• [Data to process]

◆ ◆ ◆ ◆ ◆

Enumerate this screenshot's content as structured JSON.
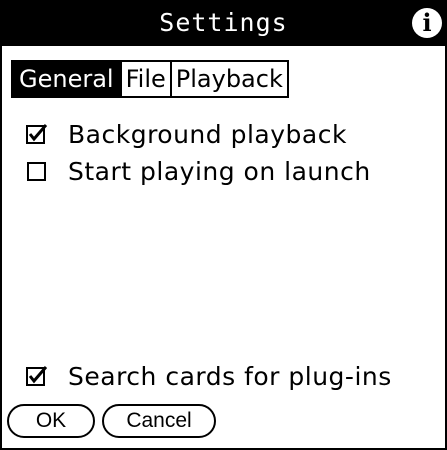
{
  "dialog": {
    "title": "Settings",
    "info_icon": "info-icon"
  },
  "tabs": [
    {
      "label": "General",
      "active": true
    },
    {
      "label": "File",
      "active": false
    },
    {
      "label": "Playback",
      "active": false
    }
  ],
  "options": [
    {
      "label": "Background playback",
      "checked": true
    },
    {
      "label": "Start playing on launch",
      "checked": false
    },
    {
      "label": "Search cards for plug-ins",
      "checked": true
    }
  ],
  "buttons": {
    "ok_label": "OK",
    "cancel_label": "Cancel"
  },
  "colors": {
    "foreground": "#000000",
    "background": "#ffffff"
  }
}
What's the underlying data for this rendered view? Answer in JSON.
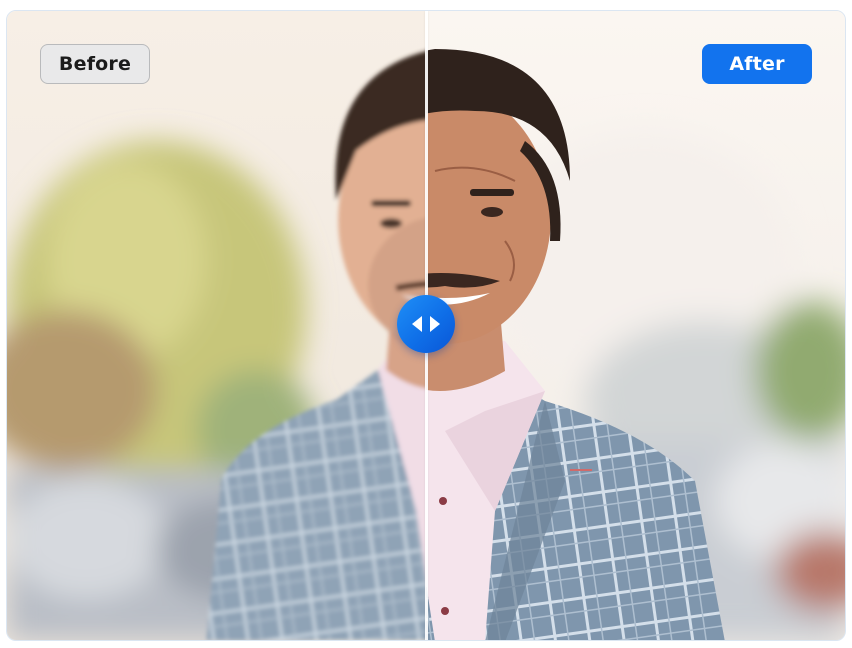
{
  "comparison": {
    "before_label": "Before",
    "after_label": "After",
    "slider_position": 0.5,
    "accent_color": "#1273ee",
    "handle_icon": "left-right-arrows-icon"
  }
}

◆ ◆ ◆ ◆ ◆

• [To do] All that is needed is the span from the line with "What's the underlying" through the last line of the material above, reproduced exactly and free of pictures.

• [Result of the exercise]
What's the underlying data for this rendered view? Answer in JSON.
{
  "comparison": {
    "before_label": "Before",
    "after_label": "After",
    "slider_position": 0.5,
    "accent_color": "#1273ee",
    "handle_icon": "left-right-arrows-icon"
  }
}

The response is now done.